11:43 a.m. Kamala Harris is sworn in as the first woman, first Black person and the first South Asian American to be vice president by Supreme Court Justice Sonia Sotomayor.

11:20 a.m. The inauguration ceremony begins.

Vice President-elect Kamala Harris and her husband, Doug Emhoff, arrive for the inauguration ceremony at the U.S. Capitol on Jan. 20.   © Reuters

11:14 a.m. Vice President Mike Pence is introduced to cheers.

Vice President Mike Pence and Karen Pence are introduced.   © AP

11:10 a.m. Biden’s bible is prepared.

A staff member puts the Bible on a table ahead of the inauguration of Joe Biden as the 46th president of the United States at the U.S. Capitol on Jan. 20   © Reuters
U.S. Capitol Police officer Eugene Goodman arrives for the inauguration. Goodman, who gained recognition for luring a pro-Trump mob away from lawmakers at the deadly Jan. 6 riot, escorted Vice President-elect Kamala Harris to the Capitol on Jan. 20.   © AP

11:00 a.m. Former presidents arrive at the inauguration venue.

Former President Barack Obama and his wife, Michelle, arrive for the inauguration.   © AP
Former President George W. Bush and his wife, Laura, arrive for the inauguration.   © AP
Former President Bill Clinton and former Secretary of State Hillary Clinton attend the inauguration.   © Reuters

10:45 a.m. Taiwan’s representative to the U.S., Bi-khim Hsiao, is among those attending the inauguration.

“Democracy is our common language, and freedom is our common objective,” Hsiao says in a video posted to Twitter, where she describes herself as a Taiwan ambassador. “I look forward to working with the next U.S. administration in advancing our mutual values and interests.”

10:30 a.m. Joe and Jill Biden arrive at the U.S. Capitol. The inauguration ceremony is set to begin.

President-elect Joe Biden; his wife, Jill Biden; and Vice President-elect Kamala Harris arrive ahead of the inauguration ceremony on Jan. 20.   © Reuters

10:05 a.m. Former Republican presidential candidate Mitt Romney, one of Trump’s harshest critics in the GOP, tweets about the importance of unity in America.

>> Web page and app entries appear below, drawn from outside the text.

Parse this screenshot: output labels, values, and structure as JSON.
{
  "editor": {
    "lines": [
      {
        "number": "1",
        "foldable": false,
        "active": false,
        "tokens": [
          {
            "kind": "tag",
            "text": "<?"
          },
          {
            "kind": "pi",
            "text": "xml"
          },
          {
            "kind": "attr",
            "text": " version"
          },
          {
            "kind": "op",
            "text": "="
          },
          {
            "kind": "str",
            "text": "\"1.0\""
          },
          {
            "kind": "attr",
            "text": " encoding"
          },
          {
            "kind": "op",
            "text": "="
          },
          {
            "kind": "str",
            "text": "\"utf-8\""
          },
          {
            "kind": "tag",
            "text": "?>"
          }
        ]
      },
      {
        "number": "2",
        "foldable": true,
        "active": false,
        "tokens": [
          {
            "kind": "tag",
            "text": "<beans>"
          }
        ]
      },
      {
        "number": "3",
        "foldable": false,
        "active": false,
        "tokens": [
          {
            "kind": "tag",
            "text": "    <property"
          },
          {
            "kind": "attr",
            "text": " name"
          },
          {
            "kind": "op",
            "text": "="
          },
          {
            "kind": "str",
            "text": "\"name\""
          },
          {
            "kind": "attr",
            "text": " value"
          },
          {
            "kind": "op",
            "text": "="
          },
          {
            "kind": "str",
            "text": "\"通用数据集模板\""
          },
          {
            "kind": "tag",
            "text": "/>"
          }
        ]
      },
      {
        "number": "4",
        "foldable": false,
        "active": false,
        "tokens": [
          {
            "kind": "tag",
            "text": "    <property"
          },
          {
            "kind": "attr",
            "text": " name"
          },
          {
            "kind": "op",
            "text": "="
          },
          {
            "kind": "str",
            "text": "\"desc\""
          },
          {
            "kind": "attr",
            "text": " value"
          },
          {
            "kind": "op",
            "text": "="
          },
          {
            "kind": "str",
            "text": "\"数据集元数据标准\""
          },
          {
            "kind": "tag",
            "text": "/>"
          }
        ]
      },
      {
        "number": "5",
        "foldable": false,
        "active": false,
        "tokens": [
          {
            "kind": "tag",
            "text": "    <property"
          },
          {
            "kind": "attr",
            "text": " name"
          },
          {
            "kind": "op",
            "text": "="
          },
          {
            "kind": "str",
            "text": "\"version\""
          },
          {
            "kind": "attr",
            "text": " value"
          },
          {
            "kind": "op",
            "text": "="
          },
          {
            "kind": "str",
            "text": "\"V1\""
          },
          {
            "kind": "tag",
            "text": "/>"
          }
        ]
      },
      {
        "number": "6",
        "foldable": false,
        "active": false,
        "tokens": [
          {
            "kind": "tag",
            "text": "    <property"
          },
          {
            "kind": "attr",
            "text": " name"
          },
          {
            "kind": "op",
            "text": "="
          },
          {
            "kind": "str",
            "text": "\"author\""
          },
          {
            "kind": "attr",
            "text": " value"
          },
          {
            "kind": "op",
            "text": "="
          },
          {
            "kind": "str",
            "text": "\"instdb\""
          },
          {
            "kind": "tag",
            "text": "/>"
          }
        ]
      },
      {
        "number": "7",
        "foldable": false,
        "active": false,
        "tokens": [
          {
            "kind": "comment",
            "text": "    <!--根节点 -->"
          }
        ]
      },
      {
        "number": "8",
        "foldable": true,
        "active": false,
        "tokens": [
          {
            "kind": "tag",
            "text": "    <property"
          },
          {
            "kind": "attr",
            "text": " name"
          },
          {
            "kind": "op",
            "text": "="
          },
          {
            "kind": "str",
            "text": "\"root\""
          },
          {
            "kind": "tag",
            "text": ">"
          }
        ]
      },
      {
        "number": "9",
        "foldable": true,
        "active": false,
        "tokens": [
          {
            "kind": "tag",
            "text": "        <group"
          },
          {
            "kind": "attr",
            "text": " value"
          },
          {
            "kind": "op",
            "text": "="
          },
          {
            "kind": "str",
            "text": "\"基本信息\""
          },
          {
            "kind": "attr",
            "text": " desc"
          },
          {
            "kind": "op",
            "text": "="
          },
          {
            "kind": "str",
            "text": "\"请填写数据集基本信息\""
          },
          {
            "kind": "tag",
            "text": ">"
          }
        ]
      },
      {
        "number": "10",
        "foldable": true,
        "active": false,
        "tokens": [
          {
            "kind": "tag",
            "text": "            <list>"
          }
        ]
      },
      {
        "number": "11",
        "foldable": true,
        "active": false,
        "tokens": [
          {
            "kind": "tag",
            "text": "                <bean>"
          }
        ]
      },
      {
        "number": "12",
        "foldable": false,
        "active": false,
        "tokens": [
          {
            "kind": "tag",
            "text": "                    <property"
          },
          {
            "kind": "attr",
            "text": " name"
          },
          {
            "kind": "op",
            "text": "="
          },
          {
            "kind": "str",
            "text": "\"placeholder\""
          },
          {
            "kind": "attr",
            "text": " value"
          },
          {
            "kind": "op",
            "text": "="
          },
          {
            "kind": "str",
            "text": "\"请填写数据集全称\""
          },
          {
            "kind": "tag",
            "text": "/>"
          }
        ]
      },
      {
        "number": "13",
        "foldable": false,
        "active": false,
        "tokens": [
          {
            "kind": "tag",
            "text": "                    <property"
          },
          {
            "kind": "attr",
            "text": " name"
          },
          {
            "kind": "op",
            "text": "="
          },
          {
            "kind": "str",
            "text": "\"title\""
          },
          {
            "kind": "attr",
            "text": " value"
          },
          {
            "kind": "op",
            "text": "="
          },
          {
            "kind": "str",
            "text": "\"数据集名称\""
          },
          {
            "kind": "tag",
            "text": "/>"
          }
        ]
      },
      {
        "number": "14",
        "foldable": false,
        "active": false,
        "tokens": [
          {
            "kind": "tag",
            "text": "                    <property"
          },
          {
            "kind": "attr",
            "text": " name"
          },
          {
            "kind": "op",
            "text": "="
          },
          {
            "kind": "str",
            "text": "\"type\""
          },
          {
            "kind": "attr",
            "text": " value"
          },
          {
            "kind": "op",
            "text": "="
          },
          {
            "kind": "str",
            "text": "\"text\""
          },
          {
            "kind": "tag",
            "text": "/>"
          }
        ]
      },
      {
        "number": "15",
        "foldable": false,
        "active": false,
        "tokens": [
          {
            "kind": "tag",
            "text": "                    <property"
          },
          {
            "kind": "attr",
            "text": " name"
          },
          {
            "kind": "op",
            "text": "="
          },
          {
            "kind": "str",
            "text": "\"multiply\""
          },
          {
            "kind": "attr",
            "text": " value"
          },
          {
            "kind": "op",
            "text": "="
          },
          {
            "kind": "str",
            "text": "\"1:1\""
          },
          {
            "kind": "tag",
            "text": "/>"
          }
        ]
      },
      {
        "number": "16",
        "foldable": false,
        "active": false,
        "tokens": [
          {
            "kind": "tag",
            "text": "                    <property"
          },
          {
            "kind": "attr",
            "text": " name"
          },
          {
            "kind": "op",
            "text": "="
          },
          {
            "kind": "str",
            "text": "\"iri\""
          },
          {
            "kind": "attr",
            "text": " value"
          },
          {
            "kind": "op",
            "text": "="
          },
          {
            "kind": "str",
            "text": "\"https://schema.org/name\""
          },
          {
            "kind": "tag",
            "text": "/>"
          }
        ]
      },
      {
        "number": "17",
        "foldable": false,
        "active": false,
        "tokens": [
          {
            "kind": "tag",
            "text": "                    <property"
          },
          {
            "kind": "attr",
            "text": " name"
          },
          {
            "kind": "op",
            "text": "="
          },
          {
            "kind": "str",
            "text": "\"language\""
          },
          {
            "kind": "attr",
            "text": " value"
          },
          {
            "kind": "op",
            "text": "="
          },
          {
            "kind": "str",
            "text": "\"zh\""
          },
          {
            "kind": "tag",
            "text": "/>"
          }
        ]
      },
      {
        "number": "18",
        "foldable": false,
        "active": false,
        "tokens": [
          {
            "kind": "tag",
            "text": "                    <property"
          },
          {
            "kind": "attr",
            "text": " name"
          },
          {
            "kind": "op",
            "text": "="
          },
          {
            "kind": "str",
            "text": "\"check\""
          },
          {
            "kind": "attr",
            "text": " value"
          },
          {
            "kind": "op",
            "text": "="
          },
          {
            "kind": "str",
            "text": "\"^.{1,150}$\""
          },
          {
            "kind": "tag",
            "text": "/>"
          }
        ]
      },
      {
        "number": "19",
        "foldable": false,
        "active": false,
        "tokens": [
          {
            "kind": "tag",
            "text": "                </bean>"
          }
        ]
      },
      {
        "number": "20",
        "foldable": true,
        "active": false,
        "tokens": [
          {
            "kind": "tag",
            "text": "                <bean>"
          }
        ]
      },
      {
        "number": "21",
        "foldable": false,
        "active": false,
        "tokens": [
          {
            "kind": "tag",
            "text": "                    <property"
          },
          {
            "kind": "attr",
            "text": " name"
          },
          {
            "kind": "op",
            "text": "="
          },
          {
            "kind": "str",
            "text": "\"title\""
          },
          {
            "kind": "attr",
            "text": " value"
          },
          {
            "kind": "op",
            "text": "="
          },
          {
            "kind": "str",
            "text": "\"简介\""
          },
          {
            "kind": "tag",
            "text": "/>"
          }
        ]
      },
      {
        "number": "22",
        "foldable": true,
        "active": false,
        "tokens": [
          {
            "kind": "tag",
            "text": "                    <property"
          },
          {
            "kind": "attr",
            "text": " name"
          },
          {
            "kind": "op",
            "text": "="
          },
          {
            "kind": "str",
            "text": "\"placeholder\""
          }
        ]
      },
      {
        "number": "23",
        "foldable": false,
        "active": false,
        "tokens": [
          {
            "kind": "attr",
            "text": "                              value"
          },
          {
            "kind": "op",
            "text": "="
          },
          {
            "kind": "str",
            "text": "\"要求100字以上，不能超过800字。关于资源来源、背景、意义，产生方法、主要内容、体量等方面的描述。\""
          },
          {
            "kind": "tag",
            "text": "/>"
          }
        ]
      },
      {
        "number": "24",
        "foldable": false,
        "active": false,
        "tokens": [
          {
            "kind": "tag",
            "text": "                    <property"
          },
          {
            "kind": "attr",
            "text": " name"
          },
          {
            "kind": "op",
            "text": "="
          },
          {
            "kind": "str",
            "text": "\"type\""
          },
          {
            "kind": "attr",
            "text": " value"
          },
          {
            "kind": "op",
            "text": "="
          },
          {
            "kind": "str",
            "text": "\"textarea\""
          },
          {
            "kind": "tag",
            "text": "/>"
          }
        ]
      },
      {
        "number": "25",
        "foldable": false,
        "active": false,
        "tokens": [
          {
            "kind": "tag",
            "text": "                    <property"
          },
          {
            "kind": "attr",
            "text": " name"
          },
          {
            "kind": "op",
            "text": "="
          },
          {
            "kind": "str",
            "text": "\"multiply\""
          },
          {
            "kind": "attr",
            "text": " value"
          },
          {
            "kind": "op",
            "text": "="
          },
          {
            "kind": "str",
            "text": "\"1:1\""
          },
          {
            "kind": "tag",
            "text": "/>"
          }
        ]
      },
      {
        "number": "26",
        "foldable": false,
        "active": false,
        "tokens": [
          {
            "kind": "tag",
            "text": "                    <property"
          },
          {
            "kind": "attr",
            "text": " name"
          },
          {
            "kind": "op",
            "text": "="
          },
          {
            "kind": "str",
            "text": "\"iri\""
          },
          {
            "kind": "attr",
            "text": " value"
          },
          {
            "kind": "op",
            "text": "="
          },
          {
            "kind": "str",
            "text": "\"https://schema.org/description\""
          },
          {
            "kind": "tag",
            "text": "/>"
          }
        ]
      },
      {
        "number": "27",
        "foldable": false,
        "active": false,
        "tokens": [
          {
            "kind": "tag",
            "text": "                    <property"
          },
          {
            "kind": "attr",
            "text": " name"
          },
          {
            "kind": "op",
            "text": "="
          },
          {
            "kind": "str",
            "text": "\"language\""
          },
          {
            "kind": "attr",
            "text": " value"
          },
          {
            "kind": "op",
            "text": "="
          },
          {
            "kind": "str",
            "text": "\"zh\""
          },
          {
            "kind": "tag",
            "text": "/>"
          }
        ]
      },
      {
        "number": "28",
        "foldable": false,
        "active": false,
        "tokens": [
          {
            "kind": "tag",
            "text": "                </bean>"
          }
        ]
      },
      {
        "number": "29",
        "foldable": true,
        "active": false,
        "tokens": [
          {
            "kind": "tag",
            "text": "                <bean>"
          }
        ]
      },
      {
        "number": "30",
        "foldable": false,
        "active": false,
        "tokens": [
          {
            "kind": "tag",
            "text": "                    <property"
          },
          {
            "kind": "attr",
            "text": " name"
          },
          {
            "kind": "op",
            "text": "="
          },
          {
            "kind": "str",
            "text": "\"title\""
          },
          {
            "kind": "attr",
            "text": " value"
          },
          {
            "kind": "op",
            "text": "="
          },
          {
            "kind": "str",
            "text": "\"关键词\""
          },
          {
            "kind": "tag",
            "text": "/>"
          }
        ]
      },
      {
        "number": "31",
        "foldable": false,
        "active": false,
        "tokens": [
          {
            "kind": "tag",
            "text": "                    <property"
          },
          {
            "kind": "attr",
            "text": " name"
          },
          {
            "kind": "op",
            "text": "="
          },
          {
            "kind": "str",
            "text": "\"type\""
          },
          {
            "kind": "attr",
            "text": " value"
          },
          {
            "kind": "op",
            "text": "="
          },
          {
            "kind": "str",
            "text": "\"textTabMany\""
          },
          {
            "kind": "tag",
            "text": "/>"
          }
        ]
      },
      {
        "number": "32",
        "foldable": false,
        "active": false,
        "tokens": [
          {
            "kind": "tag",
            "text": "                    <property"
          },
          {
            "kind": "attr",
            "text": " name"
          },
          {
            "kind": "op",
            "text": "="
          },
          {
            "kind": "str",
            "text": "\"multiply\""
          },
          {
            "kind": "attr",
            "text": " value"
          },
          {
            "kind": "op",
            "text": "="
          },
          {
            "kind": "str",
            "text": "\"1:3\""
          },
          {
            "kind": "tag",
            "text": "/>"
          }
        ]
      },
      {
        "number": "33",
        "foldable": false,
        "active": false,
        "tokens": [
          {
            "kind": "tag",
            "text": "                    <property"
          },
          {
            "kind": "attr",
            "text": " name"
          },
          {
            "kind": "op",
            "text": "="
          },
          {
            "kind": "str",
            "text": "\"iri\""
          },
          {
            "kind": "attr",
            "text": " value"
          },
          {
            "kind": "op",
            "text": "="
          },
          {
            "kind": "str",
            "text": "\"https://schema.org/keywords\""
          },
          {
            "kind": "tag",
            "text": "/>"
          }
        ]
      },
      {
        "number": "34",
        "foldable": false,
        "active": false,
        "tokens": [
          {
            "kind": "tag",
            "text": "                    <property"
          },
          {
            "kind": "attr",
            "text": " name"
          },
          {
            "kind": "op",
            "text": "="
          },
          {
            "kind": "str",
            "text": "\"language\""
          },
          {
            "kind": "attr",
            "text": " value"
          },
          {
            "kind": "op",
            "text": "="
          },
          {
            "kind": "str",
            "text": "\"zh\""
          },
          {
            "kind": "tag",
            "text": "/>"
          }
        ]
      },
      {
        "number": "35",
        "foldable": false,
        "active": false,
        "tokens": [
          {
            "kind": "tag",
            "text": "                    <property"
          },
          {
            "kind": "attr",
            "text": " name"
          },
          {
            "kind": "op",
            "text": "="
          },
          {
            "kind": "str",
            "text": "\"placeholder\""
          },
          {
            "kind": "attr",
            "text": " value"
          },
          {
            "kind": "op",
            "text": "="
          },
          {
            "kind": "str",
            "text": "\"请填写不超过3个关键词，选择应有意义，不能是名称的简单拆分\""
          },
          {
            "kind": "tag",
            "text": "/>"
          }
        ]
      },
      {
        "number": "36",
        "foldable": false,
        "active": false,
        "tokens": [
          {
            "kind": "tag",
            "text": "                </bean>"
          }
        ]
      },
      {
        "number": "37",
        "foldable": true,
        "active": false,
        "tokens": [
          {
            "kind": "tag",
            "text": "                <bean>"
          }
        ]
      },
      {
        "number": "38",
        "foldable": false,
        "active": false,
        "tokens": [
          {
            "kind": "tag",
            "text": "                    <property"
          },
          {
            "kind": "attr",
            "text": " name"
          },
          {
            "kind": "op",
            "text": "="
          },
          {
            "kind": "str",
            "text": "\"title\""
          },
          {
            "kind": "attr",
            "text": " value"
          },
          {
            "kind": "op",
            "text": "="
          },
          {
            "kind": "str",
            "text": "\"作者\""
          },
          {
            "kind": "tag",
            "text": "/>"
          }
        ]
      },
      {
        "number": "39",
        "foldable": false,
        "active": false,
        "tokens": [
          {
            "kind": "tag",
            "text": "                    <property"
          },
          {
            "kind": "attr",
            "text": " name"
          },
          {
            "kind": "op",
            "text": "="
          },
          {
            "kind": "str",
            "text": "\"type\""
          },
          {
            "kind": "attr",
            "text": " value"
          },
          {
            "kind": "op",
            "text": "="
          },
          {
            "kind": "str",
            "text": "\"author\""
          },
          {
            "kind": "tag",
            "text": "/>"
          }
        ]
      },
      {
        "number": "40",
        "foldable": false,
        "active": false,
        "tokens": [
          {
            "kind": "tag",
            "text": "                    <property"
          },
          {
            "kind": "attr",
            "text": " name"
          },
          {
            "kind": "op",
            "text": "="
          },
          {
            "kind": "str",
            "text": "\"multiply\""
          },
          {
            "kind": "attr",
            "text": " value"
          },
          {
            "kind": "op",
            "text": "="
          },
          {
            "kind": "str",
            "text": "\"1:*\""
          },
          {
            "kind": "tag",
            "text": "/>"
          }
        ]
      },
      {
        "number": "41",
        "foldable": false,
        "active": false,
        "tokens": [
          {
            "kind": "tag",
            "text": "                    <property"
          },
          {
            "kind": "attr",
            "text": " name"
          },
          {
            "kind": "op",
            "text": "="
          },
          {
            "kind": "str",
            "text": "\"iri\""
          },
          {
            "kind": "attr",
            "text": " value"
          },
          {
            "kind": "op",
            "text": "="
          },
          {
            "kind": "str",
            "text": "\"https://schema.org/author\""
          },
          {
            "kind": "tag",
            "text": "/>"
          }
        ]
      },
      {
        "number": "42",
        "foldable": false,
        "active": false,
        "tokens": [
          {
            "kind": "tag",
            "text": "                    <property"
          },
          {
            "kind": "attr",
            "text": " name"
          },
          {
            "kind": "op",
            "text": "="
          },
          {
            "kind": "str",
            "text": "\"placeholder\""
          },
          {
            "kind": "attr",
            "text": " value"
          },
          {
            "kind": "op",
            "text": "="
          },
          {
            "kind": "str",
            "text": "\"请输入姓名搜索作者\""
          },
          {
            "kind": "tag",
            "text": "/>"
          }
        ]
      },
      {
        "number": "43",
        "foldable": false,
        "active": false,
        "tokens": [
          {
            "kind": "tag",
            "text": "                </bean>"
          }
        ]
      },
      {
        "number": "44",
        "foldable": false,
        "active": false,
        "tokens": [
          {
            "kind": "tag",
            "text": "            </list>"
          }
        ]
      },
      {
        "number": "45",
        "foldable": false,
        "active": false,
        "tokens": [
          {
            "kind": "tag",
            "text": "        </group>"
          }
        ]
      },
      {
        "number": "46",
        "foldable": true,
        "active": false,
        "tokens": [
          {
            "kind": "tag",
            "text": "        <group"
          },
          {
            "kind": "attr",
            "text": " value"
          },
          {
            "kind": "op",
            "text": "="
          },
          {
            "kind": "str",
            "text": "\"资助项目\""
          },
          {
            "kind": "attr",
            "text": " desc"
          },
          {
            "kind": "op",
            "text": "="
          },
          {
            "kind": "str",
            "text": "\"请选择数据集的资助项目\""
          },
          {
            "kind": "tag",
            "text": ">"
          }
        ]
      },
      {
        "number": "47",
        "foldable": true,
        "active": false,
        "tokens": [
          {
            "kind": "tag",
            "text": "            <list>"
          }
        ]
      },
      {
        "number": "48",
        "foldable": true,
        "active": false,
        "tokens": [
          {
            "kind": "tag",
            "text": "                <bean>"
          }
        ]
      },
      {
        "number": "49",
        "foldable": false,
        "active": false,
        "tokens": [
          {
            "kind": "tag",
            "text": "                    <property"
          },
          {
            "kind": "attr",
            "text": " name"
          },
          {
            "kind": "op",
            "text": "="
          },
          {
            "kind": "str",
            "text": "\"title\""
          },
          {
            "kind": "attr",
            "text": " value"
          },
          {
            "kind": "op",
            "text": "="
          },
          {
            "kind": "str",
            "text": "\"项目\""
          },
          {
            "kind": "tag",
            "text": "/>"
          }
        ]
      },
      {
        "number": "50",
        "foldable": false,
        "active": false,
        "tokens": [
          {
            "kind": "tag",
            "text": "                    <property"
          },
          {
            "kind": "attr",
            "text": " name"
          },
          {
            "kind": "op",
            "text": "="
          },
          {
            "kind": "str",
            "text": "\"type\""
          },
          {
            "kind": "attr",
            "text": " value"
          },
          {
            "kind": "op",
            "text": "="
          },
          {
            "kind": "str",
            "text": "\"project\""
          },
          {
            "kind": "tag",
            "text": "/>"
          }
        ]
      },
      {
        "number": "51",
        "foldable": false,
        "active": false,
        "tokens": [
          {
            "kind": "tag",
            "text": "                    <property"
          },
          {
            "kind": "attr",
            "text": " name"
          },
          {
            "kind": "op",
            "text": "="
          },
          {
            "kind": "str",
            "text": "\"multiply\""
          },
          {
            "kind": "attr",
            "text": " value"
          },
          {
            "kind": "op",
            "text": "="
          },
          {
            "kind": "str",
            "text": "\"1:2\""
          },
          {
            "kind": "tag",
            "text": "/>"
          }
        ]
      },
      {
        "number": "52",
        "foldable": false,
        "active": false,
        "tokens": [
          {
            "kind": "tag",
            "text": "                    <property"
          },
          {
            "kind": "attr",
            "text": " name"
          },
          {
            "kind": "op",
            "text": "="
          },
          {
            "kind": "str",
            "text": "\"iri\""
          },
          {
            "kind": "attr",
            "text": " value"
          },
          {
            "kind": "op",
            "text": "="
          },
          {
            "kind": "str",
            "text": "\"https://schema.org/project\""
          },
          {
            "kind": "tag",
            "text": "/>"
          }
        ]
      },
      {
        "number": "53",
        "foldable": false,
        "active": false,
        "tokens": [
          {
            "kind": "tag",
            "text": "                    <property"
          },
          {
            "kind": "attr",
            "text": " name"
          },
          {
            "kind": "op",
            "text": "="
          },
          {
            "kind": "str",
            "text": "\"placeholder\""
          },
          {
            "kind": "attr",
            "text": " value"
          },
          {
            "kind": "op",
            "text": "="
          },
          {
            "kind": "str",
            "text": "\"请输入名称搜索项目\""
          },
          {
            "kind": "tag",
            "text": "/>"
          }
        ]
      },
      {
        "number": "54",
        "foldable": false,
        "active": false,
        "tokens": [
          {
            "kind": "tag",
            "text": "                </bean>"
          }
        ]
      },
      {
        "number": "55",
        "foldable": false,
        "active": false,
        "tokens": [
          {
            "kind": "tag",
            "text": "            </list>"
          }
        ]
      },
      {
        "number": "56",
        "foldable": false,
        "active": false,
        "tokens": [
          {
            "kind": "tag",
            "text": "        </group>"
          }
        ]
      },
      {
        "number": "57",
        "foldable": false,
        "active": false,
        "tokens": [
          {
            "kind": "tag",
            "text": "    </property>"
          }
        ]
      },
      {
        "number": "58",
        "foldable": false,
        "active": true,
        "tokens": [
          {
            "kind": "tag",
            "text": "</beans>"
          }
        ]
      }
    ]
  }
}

10:00 a.m. Shortly after Trump finishes his remarks, Biden leaves the presidential guest house in Washington and heads to church. He is joined by Senate Republican leader Mitch McConnell, House of Representatives Republican leader Kevin McCarthy and House Speaker Nancy Pelosi.

President-elect Joe Biden and his wife, Jill Biden, attend Mass at the Cathedral of St. Matthew the Apostle in Washington on Jan. 20.   © AP

8:50 a.m. “I wish the new administration great luck and great success,” Trump says. “I think they’ll have great success. They have the foundation to do something really spectacular.”

President Donald Trump and first lady Melania Trump board Air Force One at Andrews Air Force Base in Maryland on Jan. 20.   © AP

“So, just goodbye. We love you. And we will be back in some form,” he says.

8:44 a.m. Trump says the foundations for economic growth have been put in place. “You’re going to see incredible numbers start coming in, if everything is left alone.”

“And remember us when you see these things happening,” he says. “It’s a rocket ship up.”

Air Force One is prepared for President Donald Trump as flags fly on a stage at Andrews Air Force Base in Maryland on Jan. 20.   © AP

8:35 a.m. Trump begins his address in front of Air Force One. “It has been an incredible four years. We’ve accomplished so much together,” he says.

“I hope they don’t raise your taxes,” he says of the Biden administration. “If they do, I will tell you, ‘I told you so.'”

8:15 a.m. Trump leaves the White House for the last time with first lady Melania. Trump is expected to give remarks at Joint Base Andrews before flying to Florida. He tells the press “thank you” and “goodbye.”

U.S. President-elect Joe Biden and his wife, Jill Biden, arrive at Joint Base Andrews outside Washington.   © Reuters